What I have found with my clients is that over time the positive cognition or associations become stronger and the negative ones go away so that the overall distress of the incident (SUD Subjective Units of Distress) goes down.  In the final phase of EMDR treatment, clients do an “installation of positive thoughts of self,” which helps clients to start to associate their trauma first and foremost with the fact that they are healed, rather than with distress and painful memories. In a short term program like ours I rarely have rarely gotten that far because it can take many months or years, but my clients often go on to complete their EMDR/trauma treatment.

How do we use EMDR in Wilderness Therapy?  The research indicates that EMDR is very effective in the short term for trauma experienced by an adult in a single incident (for example, if a person had a car accident and experienced trauma). Studies have shown that 12 sessions of EMDR is very effective. If  that is a weekly session that means the full treatment will take 12 weeks. For more complex trauma, such as childhood trauma or chronic trauma, (growing up in an alcoholic family, or even multiple sexual or physical abuse incidents), EMDR is effective as well, but it takes a lot longer.

At Juniper Canyon Recovery Center, like most Wilderness Therapy programs, we have our clients for about 13 weeks. When a client comes to a Wilderness Therapy program, it takes some time to assimilate to the wild..  going from living in a modern home or apartment with electronics and plumbing to living in a primitive, simple outdoor setting, (campfire, sleeping bag, tarp, etc.) takes time! At the same time, you wouldn’t start EMDR until you’re sure your client has a tool chest of resources to help self-regulate when they have difficult memories come up. We spend intentional time teaching and practicing breathing techniques, mindfulness, meditation, yoga, movement, and finding magic rocks to hold and keep in our pockets. We use bilateral stimulation to create a guided imagery of a safe/calm place that they create and develop themselves to go to when they need to regenerate and feel safe and secure.

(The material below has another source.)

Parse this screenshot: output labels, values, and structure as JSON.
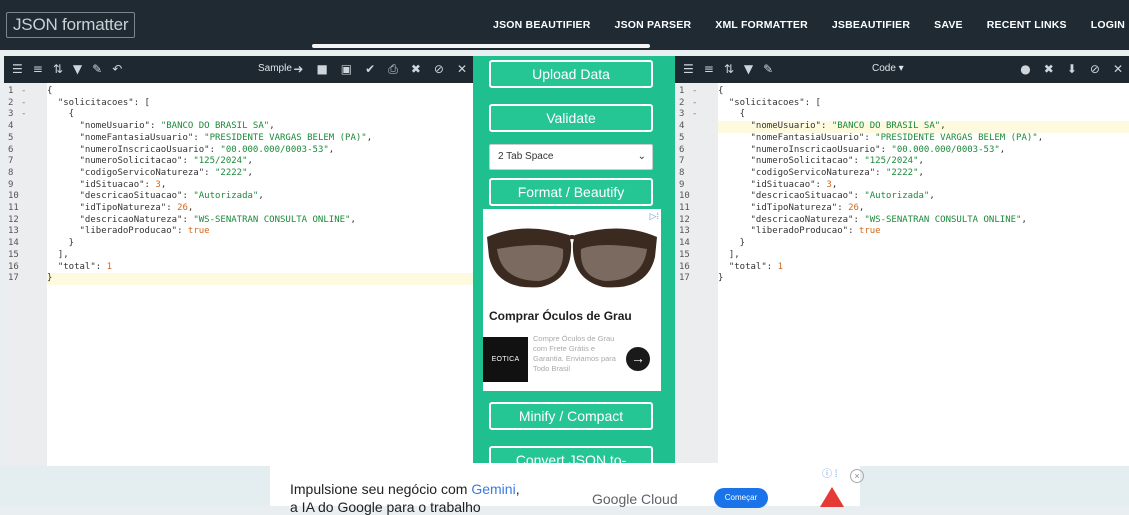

As clinicians, we have to make sure the client is ready before we start using EMDR. At Juniper Canyon, this is usually midway into their stay. Sometimes we are able to complete treatment for one traumatic memory, and they are ready to move on to another one. Or, depending on how serious the trauma is, we may only be scratching the surface when their time with us is up. In any case, most importantly, we will have determined if this trauma modality is a viable option for our client and can make recommendations about what will be beneficial for them going forward.

For our clients, one of the most important parts of being introduced to their trauma treatment and healing is the conceptualization that:

  1. Trauma is most often the root cause of addiction, and a lot of mental health issues and must be treated.

  2. Most often in a traumatic experience we blame ourselves consciously or subconsciously and develop a negative belief about ourselves because of it.

  3. We will live out that negative belief until we are healed from the trauma and have come to recognize the truth about ourselves.

Healing requires seeing ourselves as we really are and filling in the empty place between what we pretend to be and what we fear we are–What Carl Gustav Jung called the Mask and the Shadow: neither are really us. What our journey of healing requires is to find the true self that lies in between, the imperfect but genuine self, as Brene Brown teaches.

So what we do here in the wilderness is what we do anywhere else: all that we can do with our clients in the time that we have together, and then connect our clients to resources going forward that will help them continue their journey. If we find that the EMDR modality does not particularly resonate with them in working on their trauma, we try other modalities and we recommend other modalities for them in the future. Our goal is to help people heal and find purpose– to discover a healthy, productive life. We want our clients to leave Juniper Canyon healing and moving forward, having the magic of Wilderness Therapy and science of the brain.